AVAILABLE DATA section start

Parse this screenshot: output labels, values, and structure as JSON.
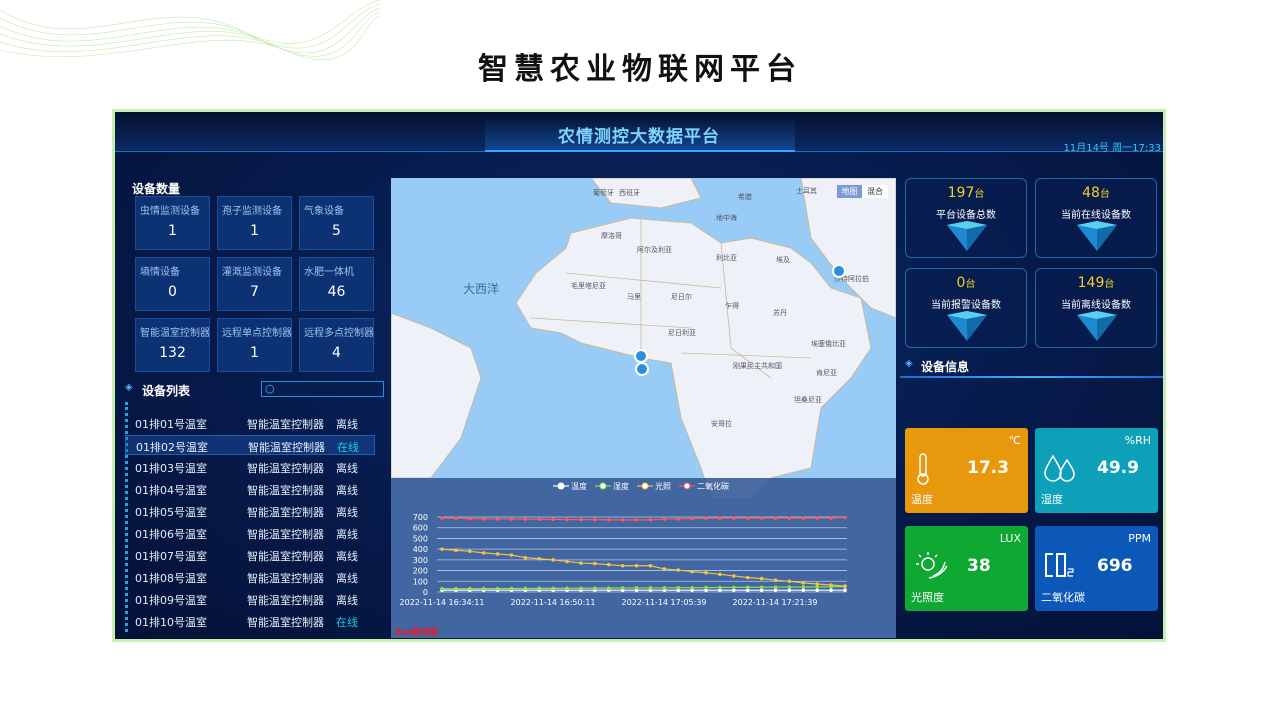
{
  "page_title": "智慧农业物联网平台",
  "dashboard": {
    "title": "农情测控大数据平台",
    "datetime": "11月14号 周一17:33"
  },
  "device_count": {
    "title": "设备数量",
    "tiles": [
      {
        "label": "虫情监测设备",
        "value": "1"
      },
      {
        "label": "孢子监测设备",
        "value": "1"
      },
      {
        "label": "气象设备",
        "value": "5"
      },
      {
        "label": "墒情设备",
        "value": "0"
      },
      {
        "label": "灌溉监测设备",
        "value": "7"
      },
      {
        "label": "水肥一体机",
        "value": "46"
      },
      {
        "label": "智能温室控制器",
        "value": "132"
      },
      {
        "label": "远程单点控制器",
        "value": "1"
      },
      {
        "label": "远程多点控制器",
        "value": "4"
      }
    ]
  },
  "device_list": {
    "title": "设备列表",
    "search_placeholder": "",
    "rows": [
      {
        "name": "01排01号温室",
        "type": "智能温室控制器",
        "status": "离线"
      },
      {
        "name": "01排02号温室",
        "type": "智能温室控制器",
        "status": "在线"
      },
      {
        "name": "01排03号温室",
        "type": "智能温室控制器",
        "status": "离线"
      },
      {
        "name": "01排04号温室",
        "type": "智能温室控制器",
        "status": "离线"
      },
      {
        "name": "01排05号温室",
        "type": "智能温室控制器",
        "status": "离线"
      },
      {
        "name": "01排06号温室",
        "type": "智能温室控制器",
        "status": "离线"
      },
      {
        "name": "01排07号温室",
        "type": "智能温室控制器",
        "status": "离线"
      },
      {
        "name": "01排08号温室",
        "type": "智能温室控制器",
        "status": "离线"
      },
      {
        "name": "01排09号温室",
        "type": "智能温室控制器",
        "status": "离线"
      },
      {
        "name": "01排10号温室",
        "type": "智能温室控制器",
        "status": "在线"
      }
    ]
  },
  "map": {
    "btn_map": "地图",
    "btn_hybrid": "混合",
    "labels": {
      "ocean": "大西洋",
      "algeria": "阿尔及利亚",
      "libya": "利比亚",
      "egypt": "埃及",
      "mali": "马里",
      "niger": "尼日尔",
      "chad": "乍得",
      "sudan": "苏丹",
      "nigeria": "尼日利亚",
      "ethiopia": "埃塞俄比亚",
      "drc": "刚果民主共和国",
      "angola": "安哥拉",
      "mauritania": "毛里塔尼亚",
      "morocco": "摩洛哥",
      "kenya": "肯尼亚",
      "tanzania": "坦桑尼亚",
      "saudi": "沙特阿拉伯",
      "mediterranean": "地中海",
      "turkey": "土耳其",
      "spain": "西班牙",
      "portugal": "葡萄牙",
      "greece": "希腊"
    },
    "logo": "Bai度地图"
  },
  "chart_data": {
    "type": "line",
    "title": "",
    "xlabel": "",
    "ylabel": "",
    "ylim": [
      0,
      700
    ],
    "yticks": [
      0,
      100,
      200,
      300,
      400,
      500,
      600,
      700
    ],
    "xtick_labels": [
      "2022-11-14 16:34:11",
      "2022-11-14 16:50:11",
      "2022-11-14 17:05:39",
      "2022-11-14 17:21:39"
    ],
    "legend_position": "top-center",
    "series": [
      {
        "name": "温度",
        "color": "#ffffff",
        "values": [
          17,
          17,
          17,
          17,
          17,
          17,
          17,
          17,
          17,
          17,
          17,
          17,
          17,
          17,
          17,
          17,
          17,
          17,
          17,
          17,
          17,
          17,
          17,
          17,
          17,
          17,
          17,
          17,
          17,
          17
        ]
      },
      {
        "name": "湿度",
        "color": "#8be04e",
        "values": [
          30,
          31,
          31,
          32,
          32,
          33,
          33,
          34,
          34,
          35,
          35,
          36,
          36,
          37,
          38,
          38,
          39,
          40,
          40,
          41,
          42,
          43,
          44,
          44,
          45,
          46,
          47,
          48,
          49,
          50
        ]
      },
      {
        "name": "光照",
        "color": "#f5c242",
        "values": [
          400,
          390,
          380,
          365,
          355,
          345,
          320,
          310,
          300,
          285,
          270,
          265,
          255,
          245,
          245,
          245,
          215,
          205,
          190,
          180,
          165,
          150,
          135,
          125,
          110,
          100,
          85,
          75,
          65,
          55
        ]
      },
      {
        "name": "二氧化碳",
        "color": "#ff5a5a",
        "values": [
          690,
          688,
          685,
          683,
          682,
          681,
          680,
          679,
          678,
          677,
          676,
          675,
          674,
          673,
          673,
          674,
          680,
          683,
          686,
          688,
          690,
          690,
          690,
          690,
          690,
          690,
          690,
          690,
          690,
          695
        ]
      }
    ]
  },
  "stats": [
    {
      "value": "197",
      "unit": "台",
      "label": "平台设备总数"
    },
    {
      "value": "48",
      "unit": "台",
      "label": "当前在线设备数"
    },
    {
      "value": "0",
      "unit": "台",
      "label": "当前报警设备数"
    },
    {
      "value": "149",
      "unit": "台",
      "label": "当前离线设备数"
    }
  ],
  "device_info": {
    "title": "设备信息",
    "cards": [
      {
        "label": "温度",
        "value": "17.3",
        "unit": "℃",
        "color": "#e8980c"
      },
      {
        "label": "湿度",
        "value": "49.9",
        "unit": "%RH",
        "color": "#0ea0b8"
      },
      {
        "label": "光照度",
        "value": "38",
        "unit": "LUX",
        "color": "#0fa832"
      },
      {
        "label": "二氧化碳",
        "value": "696",
        "unit": "PPM",
        "color": "#0b58b8"
      }
    ]
  }
}
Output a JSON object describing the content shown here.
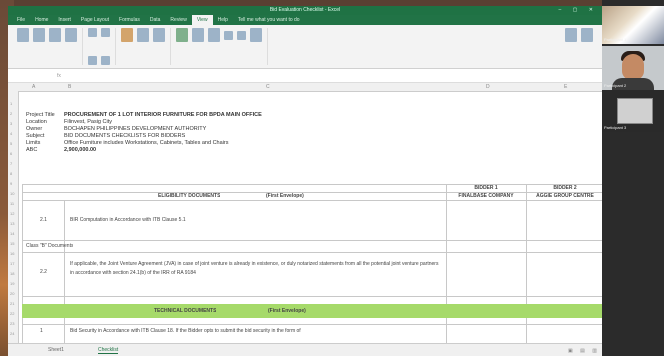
{
  "window": {
    "title": "Bid Evaluation Checklist - Excel"
  },
  "menu_tabs": [
    "File",
    "Home",
    "Insert",
    "Page Layout",
    "Formulas",
    "Data",
    "Review",
    "View",
    "Help",
    "Tell me what you want to do"
  ],
  "active_menu_tab": "View",
  "project_info": [
    {
      "label": "Project Title",
      "value": "PROCUREMENT OF 1 LOT INTERIOR FURNITURE FOR BPDA MAIN OFFICE",
      "bold": true
    },
    {
      "label": "Location",
      "value": "Filinvest, Pasig City",
      "bold": false
    },
    {
      "label": "Owner",
      "value": "BOCHAPEN PHILIPPINES DEVELOPMENT AUTHORITY",
      "bold": false
    },
    {
      "label": "Subject",
      "value": "BID DOCUMENTS CHECKLISTS FOR BIDDERS",
      "bold": false
    },
    {
      "label": "Limits",
      "value": "Office Furniture includes Workstations, Cabinets, Tables and Chairs",
      "bold": false
    },
    {
      "label": "ABC",
      "value": "2,900,000.00",
      "bold": true
    }
  ],
  "bidders": {
    "b1_label": "BIDDER 1",
    "b1_name": "FINALBASE COMPANY",
    "b2_label": "BIDDER 2",
    "b2_name": "AGGIE GROUP CENTRE"
  },
  "eligibility": {
    "header": "ELIGIBILITY DOCUMENTS",
    "subheader": "(First Envelope)",
    "rows": [
      {
        "num": "2.1",
        "text": "BIR Computation in Accordance with ITB Clause 5.1"
      },
      {
        "num": "2.2",
        "text": "If applicable, the Joint Venture Agreement (JVA) in case of joint venture is already in existence, or duly notarized statements from all the potential joint venture partners in accordance with section 24.1(b) of the IRR of RA 9184"
      }
    ],
    "class_b_label": "Class \"B\" Documents"
  },
  "technical": {
    "header": "TECHNICAL DOCUMENTS",
    "subheader": "(First Envelope)",
    "rows": [
      {
        "num": "1",
        "text": "Bid Security in Accordance with ITB Clause 18. If the Bidder opts to submit the bid security in the form of"
      }
    ]
  },
  "sheet_tabs": [
    "Sheet1",
    "Checklist"
  ],
  "active_sheet": "Checklist",
  "video_participants": [
    "Participant 1",
    "Participant 2",
    "Participant 3"
  ]
}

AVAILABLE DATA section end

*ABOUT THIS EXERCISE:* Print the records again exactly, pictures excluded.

*TASK RESULT:*
Parse this screenshot: output labels, values, and structure as JSON.
{
  "page_title": "智慧农业物联网平台",
  "dashboard": {
    "title": "农情测控大数据平台",
    "datetime": "11月14号 周一17:33"
  },
  "device_count": {
    "title": "设备数量",
    "tiles": [
      {
        "label": "虫情监测设备",
        "value": "1"
      },
      {
        "label": "孢子监测设备",
        "value": "1"
      },
      {
        "label": "气象设备",
        "value": "5"
      },
      {
        "label": "墒情设备",
        "value": "0"
      },
      {
        "label": "灌溉监测设备",
        "value": "7"
      },
      {
        "label": "水肥一体机",
        "value": "46"
      },
      {
        "label": "智能温室控制器",
        "value": "132"
      },
      {
        "label": "远程单点控制器",
        "value": "1"
      },
      {
        "label": "远程多点控制器",
        "value": "4"
      }
    ]
  },
  "device_list": {
    "title": "设备列表",
    "search_placeholder": "",
    "rows": [
      {
        "name": "01排01号温室",
        "type": "智能温室控制器",
        "status": "离线"
      },
      {
        "name": "01排02号温室",
        "type": "智能温室控制器",
        "status": "在线"
      },
      {
        "name": "01排03号温室",
        "type": "智能温室控制器",
        "status": "离线"
      },
      {
        "name": "01排04号温室",
        "type": "智能温室控制器",
        "status": "离线"
      },
      {
        "name": "01排05号温室",
        "type": "智能温室控制器",
        "status": "离线"
      },
      {
        "name": "01排06号温室",
        "type": "智能温室控制器",
        "status": "离线"
      },
      {
        "name": "01排07号温室",
        "type": "智能温室控制器",
        "status": "离线"
      },
      {
        "name": "01排08号温室",
        "type": "智能温室控制器",
        "status": "离线"
      },
      {
        "name": "01排09号温室",
        "type": "智能温室控制器",
        "status": "离线"
      },
      {
        "name": "01排10号温室",
        "type": "智能温室控制器",
        "status": "在线"
      }
    ]
  },
  "map": {
    "btn_map": "地图",
    "btn_hybrid": "混合",
    "labels": {
      "ocean": "大西洋",
      "algeria": "阿尔及利亚",
      "libya": "利比亚",
      "egypt": "埃及",
      "mali": "马里",
      "niger": "尼日尔",
      "chad": "乍得",
      "sudan": "苏丹",
      "nigeria": "尼日利亚",
      "ethiopia": "埃塞俄比亚",
      "drc": "刚果民主共和国",
      "angola": "安哥拉",
      "mauritania": "毛里塔尼亚",
      "morocco": "摩洛哥",
      "kenya": "肯尼亚",
      "tanzania": "坦桑尼亚",
      "saudi": "沙特阿拉伯",
      "mediterranean": "地中海",
      "turkey": "土耳其",
      "spain": "西班牙",
      "portugal": "葡萄牙",
      "greece": "希腊"
    },
    "logo": "Bai度地图"
  },
  "chart_data": {
    "type": "line",
    "title": "",
    "xlabel": "",
    "ylabel": "",
    "ylim": [
      0,
      700
    ],
    "yticks": [
      0,
      100,
      200,
      300,
      400,
      500,
      600,
      700
    ],
    "xtick_labels": [
      "2022-11-14 16:34:11",
      "2022-11-14 16:50:11",
      "2022-11-14 17:05:39",
      "2022-11-14 17:21:39"
    ],
    "legend_position": "top-center",
    "series": [
      {
        "name": "温度",
        "color": "#ffffff",
        "values": [
          17,
          17,
          17,
          17,
          17,
          17,
          17,
          17,
          17,
          17,
          17,
          17,
          17,
          17,
          17,
          17,
          17,
          17,
          17,
          17,
          17,
          17,
          17,
          17,
          17,
          17,
          17,
          17,
          17,
          17
        ]
      },
      {
        "name": "湿度",
        "color": "#8be04e",
        "values": [
          30,
          31,
          31,
          32,
          32,
          33,
          33,
          34,
          34,
          35,
          35,
          36,
          36,
          37,
          38,
          38,
          39,
          40,
          40,
          41,
          42,
          43,
          44,
          44,
          45,
          46,
          47,
          48,
          49,
          50
        ]
      },
      {
        "name": "光照",
        "color": "#f5c242",
        "values": [
          400,
          390,
          380,
          365,
          355,
          345,
          320,
          310,
          300,
          285,
          270,
          265,
          255,
          245,
          245,
          245,
          215,
          205,
          190,
          180,
          165,
          150,
          135,
          125,
          110,
          100,
          85,
          75,
          65,
          55
        ]
      },
      {
        "name": "二氧化碳",
        "color": "#ff5a5a",
        "values": [
          690,
          688,
          685,
          683,
          682,
          681,
          680,
          679,
          678,
          677,
          676,
          675,
          674,
          673,
          673,
          674,
          680,
          683,
          686,
          688,
          690,
          690,
          690,
          690,
          690,
          690,
          690,
          690,
          690,
          695
        ]
      }
    ]
  },
  "stats": [
    {
      "value": "197",
      "unit": "台",
      "label": "平台设备总数"
    },
    {
      "value": "48",
      "unit": "台",
      "label": "当前在线设备数"
    },
    {
      "value": "0",
      "unit": "台",
      "label": "当前报警设备数"
    },
    {
      "value": "149",
      "unit": "台",
      "label": "当前离线设备数"
    }
  ],
  "device_info": {
    "title": "设备信息",
    "cards": [
      {
        "label": "温度",
        "value": "17.3",
        "unit": "℃",
        "color": "#e8980c"
      },
      {
        "label": "湿度",
        "value": "49.9",
        "unit": "%RH",
        "color": "#0ea0b8"
      },
      {
        "label": "光照度",
        "value": "38",
        "unit": "LUX",
        "color": "#0fa832"
      },
      {
        "label": "二氧化碳",
        "value": "696",
        "unit": "PPM",
        "color": "#0b58b8"
      }
    ]
  }
}
Output a JSON object describing the content shown here.
{
  "window": {
    "title": "Bid Evaluation Checklist - Excel"
  },
  "menu_tabs": [
    "File",
    "Home",
    "Insert",
    "Page Layout",
    "Formulas",
    "Data",
    "Review",
    "View",
    "Help",
    "Tell me what you want to do"
  ],
  "active_menu_tab": "View",
  "project_info": [
    {
      "label": "Project Title",
      "value": "PROCUREMENT OF 1 LOT INTERIOR FURNITURE FOR BPDA MAIN OFFICE",
      "bold": true
    },
    {
      "label": "Location",
      "value": "Filinvest, Pasig City",
      "bold": false
    },
    {
      "label": "Owner",
      "value": "BOCHAPEN PHILIPPINES DEVELOPMENT AUTHORITY",
      "bold": false
    },
    {
      "label": "Subject",
      "value": "BID DOCUMENTS CHECKLISTS FOR BIDDERS",
      "bold": false
    },
    {
      "label": "Limits",
      "value": "Office Furniture includes Workstations, Cabinets, Tables and Chairs",
      "bold": false
    },
    {
      "label": "ABC",
      "value": "2,900,000.00",
      "bold": true
    }
  ],
  "bidders": {
    "b1_label": "BIDDER 1",
    "b1_name": "FINALBASE COMPANY",
    "b2_label": "BIDDER 2",
    "b2_name": "AGGIE GROUP CENTRE"
  },
  "eligibility": {
    "header": "ELIGIBILITY DOCUMENTS",
    "subheader": "(First Envelope)",
    "rows": [
      {
        "num": "2.1",
        "text": "BIR Computation in Accordance with ITB Clause 5.1"
      },
      {
        "num": "2.2",
        "text": "If applicable, the Joint Venture Agreement (JVA) in case of joint venture is already in existence, or duly notarized statements from all the potential joint venture partners in accordance with section 24.1(b) of the IRR of RA 9184"
      }
    ],
    "class_b_label": "Class \"B\" Documents"
  },
  "technical": {
    "header": "TECHNICAL DOCUMENTS",
    "subheader": "(First Envelope)",
    "rows": [
      {
        "num": "1",
        "text": "Bid Security in Accordance with ITB Clause 18. If the Bidder opts to submit the bid security in the form of"
      }
    ]
  },
  "sheet_tabs": [
    "Sheet1",
    "Checklist"
  ],
  "active_sheet": "Checklist",
  "video_participants": [
    "Participant 1",
    "Participant 2",
    "Participant 3"
  ]
}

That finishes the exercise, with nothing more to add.